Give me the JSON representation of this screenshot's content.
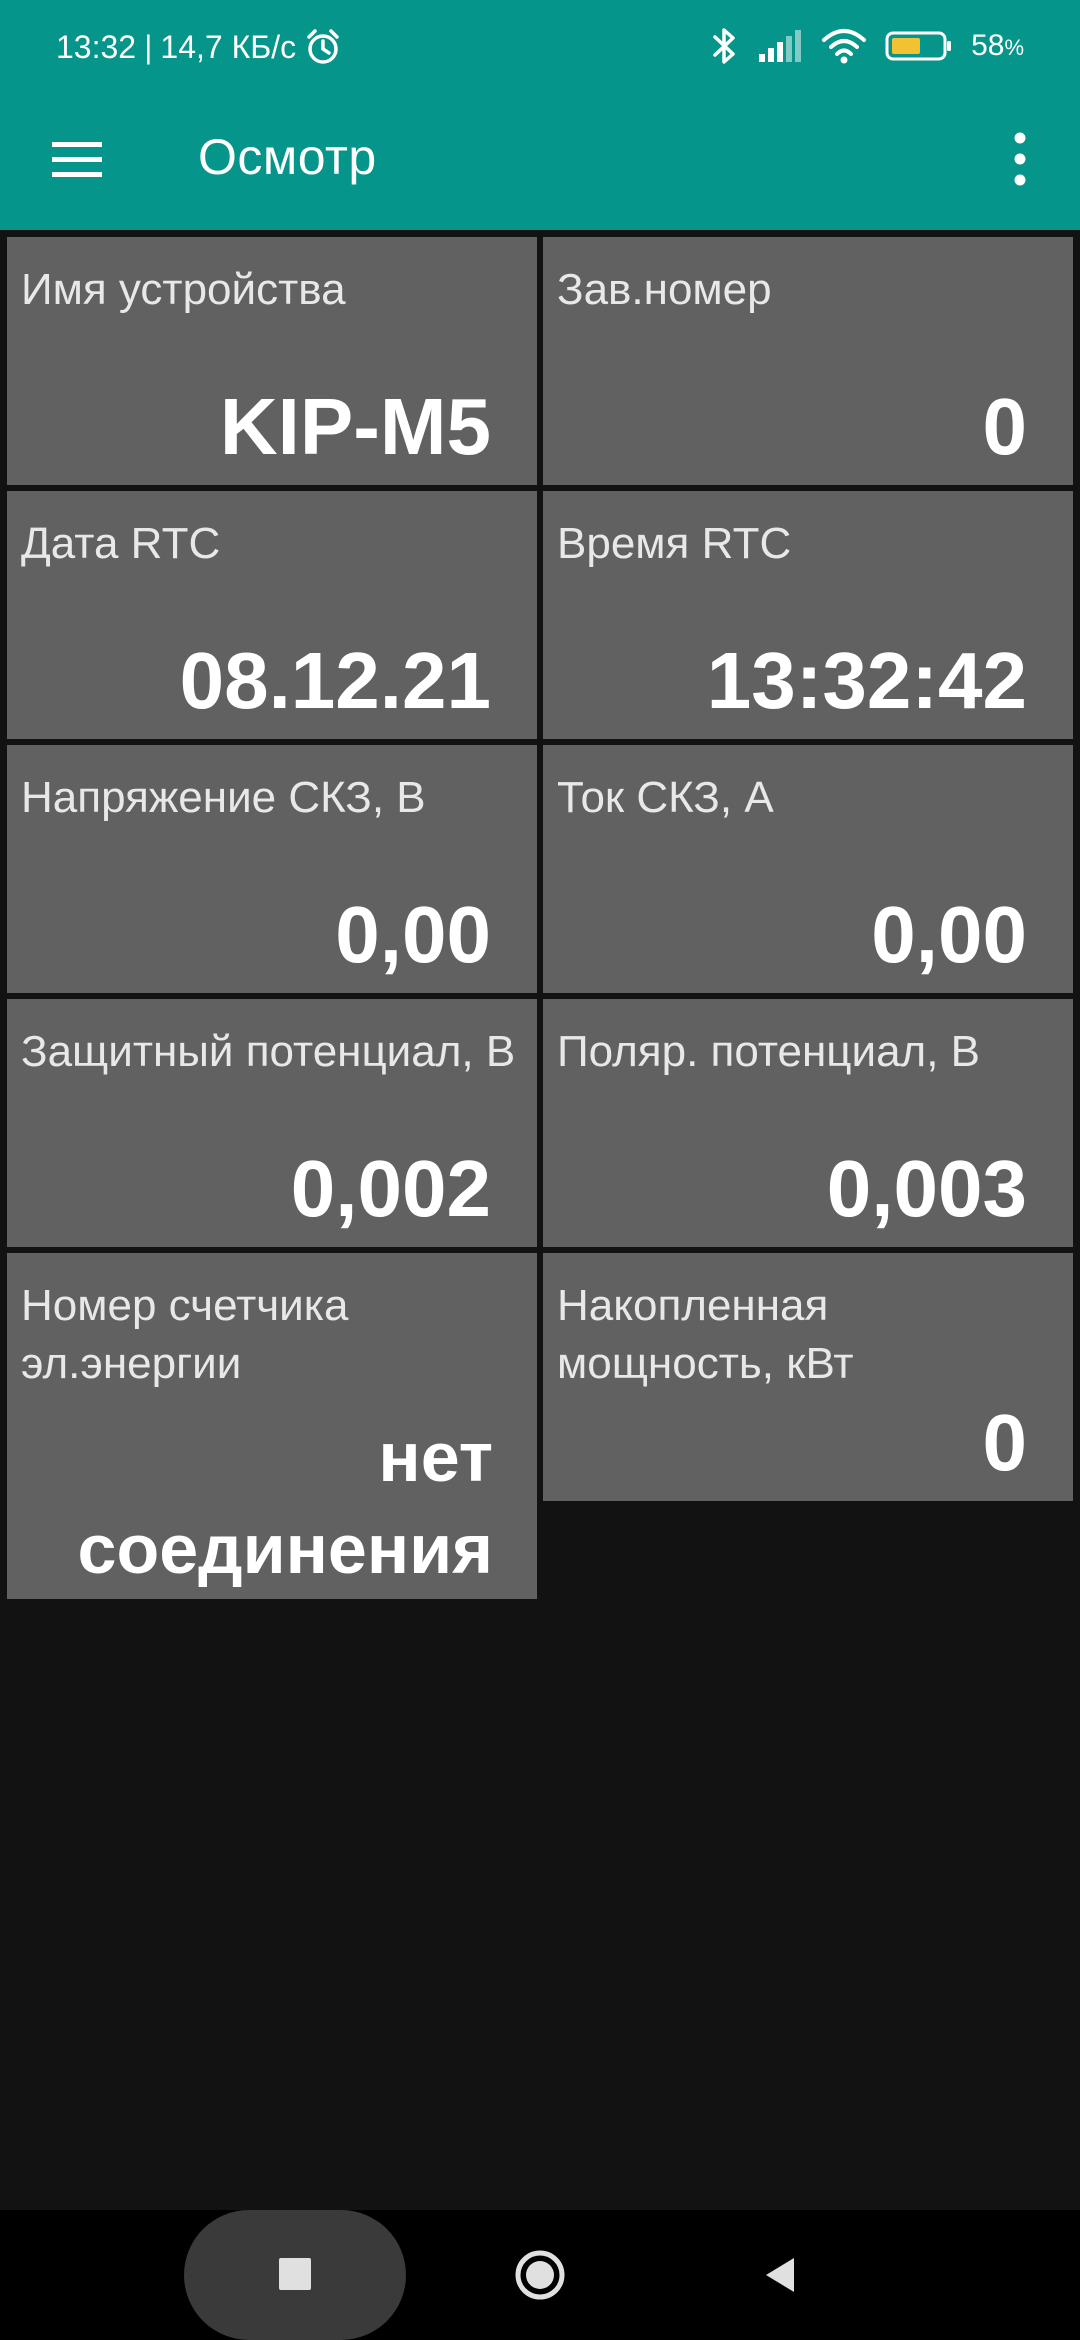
{
  "status_bar": {
    "time": "13:32",
    "separator": "|",
    "network_speed": "14,7 КБ/с",
    "battery_percent": "58",
    "battery_symbol": "%",
    "battery_level": 0.58,
    "icons": [
      "alarm-icon",
      "bluetooth-icon",
      "signal-icon",
      "wifi-icon",
      "battery-icon"
    ]
  },
  "app_bar": {
    "title": "Осмотр",
    "menu_icon": "hamburger-menu-icon",
    "more_icon": "more-vertical-icon",
    "color": "#06958a"
  },
  "tiles": [
    {
      "label": "Имя устройства",
      "value": "KIP-M5"
    },
    {
      "label": "Зав.номер",
      "value": "0"
    },
    {
      "label": "Дата RTC",
      "value": "08.12.21"
    },
    {
      "label": "Время RTC",
      "value": "13:32:42"
    },
    {
      "label": "Напряжение СКЗ, В",
      "value": "0,00"
    },
    {
      "label": "Ток СКЗ, А",
      "value": "0,00"
    },
    {
      "label": "Защитный потенциал, В",
      "value": "0,002"
    },
    {
      "label": "Поляр. потенциал, В",
      "value": "0,003"
    },
    {
      "label": "Номер счетчика эл.энергии",
      "value": "нет соединения"
    },
    {
      "label": "Накопленная мощность, кВт",
      "value": "0"
    }
  ],
  "nav_bar": {
    "icons": [
      "recents-square-icon",
      "home-circle-icon",
      "back-triangle-icon"
    ]
  }
}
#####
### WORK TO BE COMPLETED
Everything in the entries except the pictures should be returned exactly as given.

### ANSWER SECTION
Give me the JSON representation of this screenshot's content.
{
  "status_bar": {
    "time": "13:32",
    "separator": "|",
    "network_speed": "14,7 КБ/с",
    "battery_percent": "58",
    "battery_symbol": "%",
    "battery_level": 0.58,
    "icons": [
      "alarm-icon",
      "bluetooth-icon",
      "signal-icon",
      "wifi-icon",
      "battery-icon"
    ]
  },
  "app_bar": {
    "title": "Осмотр",
    "menu_icon": "hamburger-menu-icon",
    "more_icon": "more-vertical-icon",
    "color": "#06958a"
  },
  "tiles": [
    {
      "label": "Имя устройства",
      "value": "KIP-M5"
    },
    {
      "label": "Зав.номер",
      "value": "0"
    },
    {
      "label": "Дата RTC",
      "value": "08.12.21"
    },
    {
      "label": "Время RTC",
      "value": "13:32:42"
    },
    {
      "label": "Напряжение СКЗ, В",
      "value": "0,00"
    },
    {
      "label": "Ток СКЗ, А",
      "value": "0,00"
    },
    {
      "label": "Защитный потенциал, В",
      "value": "0,002"
    },
    {
      "label": "Поляр. потенциал, В",
      "value": "0,003"
    },
    {
      "label": "Номер счетчика эл.энергии",
      "value": "нет соединения"
    },
    {
      "label": "Накопленная мощность, кВт",
      "value": "0"
    }
  ],
  "nav_bar": {
    "icons": [
      "recents-square-icon",
      "home-circle-icon",
      "back-triangle-icon"
    ]
  }
}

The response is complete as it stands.